Smarts ADM 6.0 is designed to work with VMware-based virtual environments, enabling users to understand how applications link to the physical data centre infrastructure.
“Virtualisation brings an additional challenge in that you don’t have full insight into the data center and it is difficult to ensure the environment is being maintained in a compliant way,” said Chris Gahagan, senior vice president of the EMC resource management software group.
“We want to give customers insight into how their environment is configured and in how their best practices can be maintained,” he added.
Using Smarts ADM 6.0 in conjunction with EMC’s new IT Compliance Analyser- Application Editon 1.1, also allows users to ensure VMware implementation strategies are compliant with regulatory requirements, such as the Payment Card Industry Data Security Standard.
“Users can now manage the impact of change and compliance because they can understand the relationships that exist within your infrastructure,” said Gahagan.
“For example, if you make a change to the server, you know all the related products to that server that will be affected,” he added.
He explained Smarts ADM 6.0 will automatically discover data centre infrastructure violations, and then create a “service ticket” to ensure the violation is resolved.
“Being compliant in the VMware environment has been, until today, very difficult,” concluded Chad Sakac, EMC VMware strategic alliance senior director.
But marketing consultant and blogger for StorageMojo, Robin Harris, said: “What is interesting about the announcement is that they have not thought to provide the [virtualisation] capability before now. Now, what springs to mind is what else are they not providing?”
The price of Smarts SDM 6.0 will vary according to the size of the environment customers want to deploy it to, and customers can choose to just deploy the management solution to virtual environments if they are operating a mixed data centre.
Gahagan said eventually EMC will offer the virtual infrastructure management support system to other virtualisation platforms, rather than just VMware.
EMC acknowledged a common problem for IT departments is that because it is so easy to start virtualisation strategies, they often get caught up “in a case of virtual sprawl”.
“Virtualisation has more management problems than physical machines but we are caught up in the illusion that because it is virtual it is somewhat not real," added StorageMojo’s Harris.
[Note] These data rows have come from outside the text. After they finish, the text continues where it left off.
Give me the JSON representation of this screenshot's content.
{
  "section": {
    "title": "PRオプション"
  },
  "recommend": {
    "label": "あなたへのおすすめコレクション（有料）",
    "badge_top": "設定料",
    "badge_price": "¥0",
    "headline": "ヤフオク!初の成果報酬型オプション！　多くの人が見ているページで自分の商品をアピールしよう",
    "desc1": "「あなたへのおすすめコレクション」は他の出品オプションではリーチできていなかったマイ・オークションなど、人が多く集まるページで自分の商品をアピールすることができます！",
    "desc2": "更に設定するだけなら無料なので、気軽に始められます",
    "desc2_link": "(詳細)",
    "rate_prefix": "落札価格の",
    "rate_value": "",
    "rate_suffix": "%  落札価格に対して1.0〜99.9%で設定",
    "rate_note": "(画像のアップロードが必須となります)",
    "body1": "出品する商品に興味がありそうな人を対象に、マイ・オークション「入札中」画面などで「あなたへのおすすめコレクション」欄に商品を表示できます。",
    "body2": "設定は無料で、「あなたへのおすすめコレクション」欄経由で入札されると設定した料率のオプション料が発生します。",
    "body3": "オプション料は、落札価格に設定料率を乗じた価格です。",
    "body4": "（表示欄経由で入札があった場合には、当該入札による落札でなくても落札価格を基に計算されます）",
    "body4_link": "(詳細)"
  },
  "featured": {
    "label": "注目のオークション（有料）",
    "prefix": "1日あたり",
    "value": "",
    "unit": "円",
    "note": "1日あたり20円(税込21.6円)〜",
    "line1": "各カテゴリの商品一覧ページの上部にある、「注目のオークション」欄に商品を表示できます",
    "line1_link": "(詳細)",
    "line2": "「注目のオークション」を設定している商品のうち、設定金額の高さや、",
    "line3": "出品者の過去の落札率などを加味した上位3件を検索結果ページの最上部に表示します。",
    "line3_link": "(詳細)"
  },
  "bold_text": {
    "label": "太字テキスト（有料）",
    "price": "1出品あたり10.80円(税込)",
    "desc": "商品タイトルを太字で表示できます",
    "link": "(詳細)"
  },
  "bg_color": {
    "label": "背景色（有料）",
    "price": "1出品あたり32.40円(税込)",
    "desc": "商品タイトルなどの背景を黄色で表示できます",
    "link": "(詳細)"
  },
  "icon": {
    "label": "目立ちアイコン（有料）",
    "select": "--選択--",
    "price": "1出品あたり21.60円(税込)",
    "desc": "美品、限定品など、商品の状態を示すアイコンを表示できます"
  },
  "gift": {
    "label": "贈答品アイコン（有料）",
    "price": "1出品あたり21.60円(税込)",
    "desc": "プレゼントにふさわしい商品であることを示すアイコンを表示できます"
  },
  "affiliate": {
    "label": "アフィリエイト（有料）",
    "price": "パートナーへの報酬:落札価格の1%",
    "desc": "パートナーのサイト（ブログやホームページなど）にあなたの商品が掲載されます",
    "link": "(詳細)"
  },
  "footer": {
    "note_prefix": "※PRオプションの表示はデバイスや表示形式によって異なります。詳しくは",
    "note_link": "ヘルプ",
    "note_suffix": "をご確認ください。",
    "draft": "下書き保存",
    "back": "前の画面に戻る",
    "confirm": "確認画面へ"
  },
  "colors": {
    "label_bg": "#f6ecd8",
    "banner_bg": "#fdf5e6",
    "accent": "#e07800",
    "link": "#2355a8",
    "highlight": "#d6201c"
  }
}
EMC also promised to deliver what it terms "virtual provisioning" for its network storage product Clariion.
Virtual provisioning is EMC’s alternative to thin provisioning – which it claims can enable customers to expand their storage capacity easier, faster, and without data loss, in comparison to the alternative thin provisioning.
Finally, Vance Checketts, chief operating officer for Mozy, EMC’s software-as-a-service online backup offering said it would be using technology from its acquisition of personal information management start-up Pi to bring features such as mobile access, file sharing and synchronisation features to Mozy customers. Mozy provides way for users to backup their files to a 'cloud'.
EMC lays out virtual advances
By Rosalie Marshall on May 22, 2008 2:34PM